Romarco Minerals had hoped to be producing gold bars from a mining site in Kershaw this year. But gaining the approval from a variety of local, state and federal agencies has slowed the process.
While company officials may lament the delay, anyone living around the historic Haile gold mine site and anyone concerned about the potential environmental impact of the operation should welcome the close scrutiny.
Romarco’s plan for the site in southeastern Lancaster County is to make it the largest gold mine east of the Mississippi River in terms of gold produced. The company expects to employ about 500 construction workers and 300 permanent workers during the lifetime of the mine over the next two decades.
The job prospects for Kershaw are promising. But gold mining also can be devastating to the environment if not carefully controlled.
Gold mining is, by nature, a messy and destructive process. Machinery digs rocks from pits up to 840 feet deep. Trucks then haul the gold-bearing rock to a mill where it is crushed and ground into a fine silt.
The silt is pumped into tanks where it is exposed to cyanide, a deadly chemical that separates the crushed gold from the crushed rock. The separated gold is refined, dried and smelted into gold bars.
But the silt and toxic chemicals are stored in waste ponds that could affect groundwater, wildlife and nearby wetlands and creeks. As a result of environmental concerns when plans for the mine surfaced in 2011, the S.C. Department of Natural Resources urged that wetlands and water quality permits not be issued until more study could be done on the Haile site.

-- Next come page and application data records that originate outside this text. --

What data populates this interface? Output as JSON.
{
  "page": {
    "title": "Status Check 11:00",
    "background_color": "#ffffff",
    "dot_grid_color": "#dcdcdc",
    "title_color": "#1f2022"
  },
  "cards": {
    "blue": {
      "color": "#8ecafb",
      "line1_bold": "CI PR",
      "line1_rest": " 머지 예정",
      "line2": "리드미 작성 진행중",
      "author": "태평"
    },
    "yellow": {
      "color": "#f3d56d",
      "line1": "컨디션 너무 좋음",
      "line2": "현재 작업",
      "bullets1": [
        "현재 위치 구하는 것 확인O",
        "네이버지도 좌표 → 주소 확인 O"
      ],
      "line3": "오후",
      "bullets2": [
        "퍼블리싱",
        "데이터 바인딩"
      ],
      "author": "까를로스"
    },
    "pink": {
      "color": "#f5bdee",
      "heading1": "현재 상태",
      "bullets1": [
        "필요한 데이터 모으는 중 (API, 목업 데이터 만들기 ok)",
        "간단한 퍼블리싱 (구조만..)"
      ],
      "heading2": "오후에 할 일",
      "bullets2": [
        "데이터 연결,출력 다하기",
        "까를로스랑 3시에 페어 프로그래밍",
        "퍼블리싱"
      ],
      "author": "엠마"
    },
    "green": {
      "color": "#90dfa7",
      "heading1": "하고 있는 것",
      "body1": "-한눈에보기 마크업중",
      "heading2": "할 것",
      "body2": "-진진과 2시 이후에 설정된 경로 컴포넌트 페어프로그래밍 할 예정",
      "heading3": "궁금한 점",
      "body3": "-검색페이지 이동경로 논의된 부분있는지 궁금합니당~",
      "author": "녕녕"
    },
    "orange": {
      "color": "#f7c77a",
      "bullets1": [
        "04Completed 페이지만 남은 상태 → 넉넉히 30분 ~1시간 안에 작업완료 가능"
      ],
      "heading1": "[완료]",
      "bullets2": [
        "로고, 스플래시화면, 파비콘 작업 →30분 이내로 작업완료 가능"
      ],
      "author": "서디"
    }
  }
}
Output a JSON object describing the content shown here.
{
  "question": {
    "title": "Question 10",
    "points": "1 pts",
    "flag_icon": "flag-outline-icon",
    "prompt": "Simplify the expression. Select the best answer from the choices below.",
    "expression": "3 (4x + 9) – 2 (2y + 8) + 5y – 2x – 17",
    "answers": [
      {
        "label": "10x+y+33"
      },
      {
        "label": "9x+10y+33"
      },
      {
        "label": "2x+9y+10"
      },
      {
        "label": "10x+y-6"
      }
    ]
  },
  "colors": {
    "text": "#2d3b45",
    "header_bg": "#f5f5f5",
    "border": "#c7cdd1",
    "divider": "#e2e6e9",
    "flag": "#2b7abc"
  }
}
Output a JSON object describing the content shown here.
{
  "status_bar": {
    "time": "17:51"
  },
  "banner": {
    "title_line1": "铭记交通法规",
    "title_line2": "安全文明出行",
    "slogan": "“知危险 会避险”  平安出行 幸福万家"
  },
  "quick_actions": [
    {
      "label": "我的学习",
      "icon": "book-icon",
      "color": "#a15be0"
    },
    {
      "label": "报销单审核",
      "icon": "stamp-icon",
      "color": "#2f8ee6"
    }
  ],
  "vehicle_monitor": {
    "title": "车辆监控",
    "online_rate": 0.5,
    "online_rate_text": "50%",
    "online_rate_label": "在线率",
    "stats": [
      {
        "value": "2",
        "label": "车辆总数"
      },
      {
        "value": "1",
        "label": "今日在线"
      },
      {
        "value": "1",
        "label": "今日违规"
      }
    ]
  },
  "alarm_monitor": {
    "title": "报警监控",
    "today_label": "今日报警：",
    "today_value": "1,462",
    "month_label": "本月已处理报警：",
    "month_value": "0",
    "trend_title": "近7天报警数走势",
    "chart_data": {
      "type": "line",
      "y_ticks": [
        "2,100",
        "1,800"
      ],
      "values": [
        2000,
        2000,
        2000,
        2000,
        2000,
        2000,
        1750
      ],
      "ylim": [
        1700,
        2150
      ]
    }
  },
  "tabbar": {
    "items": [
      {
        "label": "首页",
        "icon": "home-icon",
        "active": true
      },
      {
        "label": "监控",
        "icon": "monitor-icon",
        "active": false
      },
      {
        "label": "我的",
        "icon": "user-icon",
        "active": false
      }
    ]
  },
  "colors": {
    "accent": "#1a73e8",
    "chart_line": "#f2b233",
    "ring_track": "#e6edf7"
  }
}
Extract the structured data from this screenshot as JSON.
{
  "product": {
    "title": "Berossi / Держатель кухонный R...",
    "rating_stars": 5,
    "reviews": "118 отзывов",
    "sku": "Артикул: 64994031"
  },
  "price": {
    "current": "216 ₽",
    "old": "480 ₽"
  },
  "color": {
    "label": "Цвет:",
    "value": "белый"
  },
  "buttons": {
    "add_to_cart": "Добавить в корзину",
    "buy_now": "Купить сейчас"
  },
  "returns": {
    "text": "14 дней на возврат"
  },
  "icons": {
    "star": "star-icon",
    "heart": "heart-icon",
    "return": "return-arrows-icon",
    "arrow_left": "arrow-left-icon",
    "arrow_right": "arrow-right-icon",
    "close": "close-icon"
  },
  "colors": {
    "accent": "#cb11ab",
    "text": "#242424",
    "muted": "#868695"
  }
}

The DNR request was sent to both the U.S. Army Corps of Engineers and the S.C. Department of Health and Enviromental Control, which must issue the permits. The Corps of Engineers study is still ongoing.
Before mining can begin, Romarco needs final approval from the Corps; a land use permit from Lancaster County; permits from DHEC for mine operations, air quality, solid waste disposal and stormwater; National Pollution Discharge Elimination System permits for wastewater treatment and discharge, drinking watere, mine reclamation and dam construction; and federal permits for dredging and filling of wetlands, and wetland/stream mitigation.
That’s a lot of red tape. And those eager to see the minining operation begin might say too much red tape.
But we think the oversight is justified. Romarco owns more than 8,000 acres at the Haile site, and this operation would affect wetlands and creeks in the area. If concentrations of cyanide in the tailings are too high, wildlife could be at risk.
If Romarco can meet the standards of these agencies, residents will have some assurance that the environment will be protected. But there is no need to rush the process.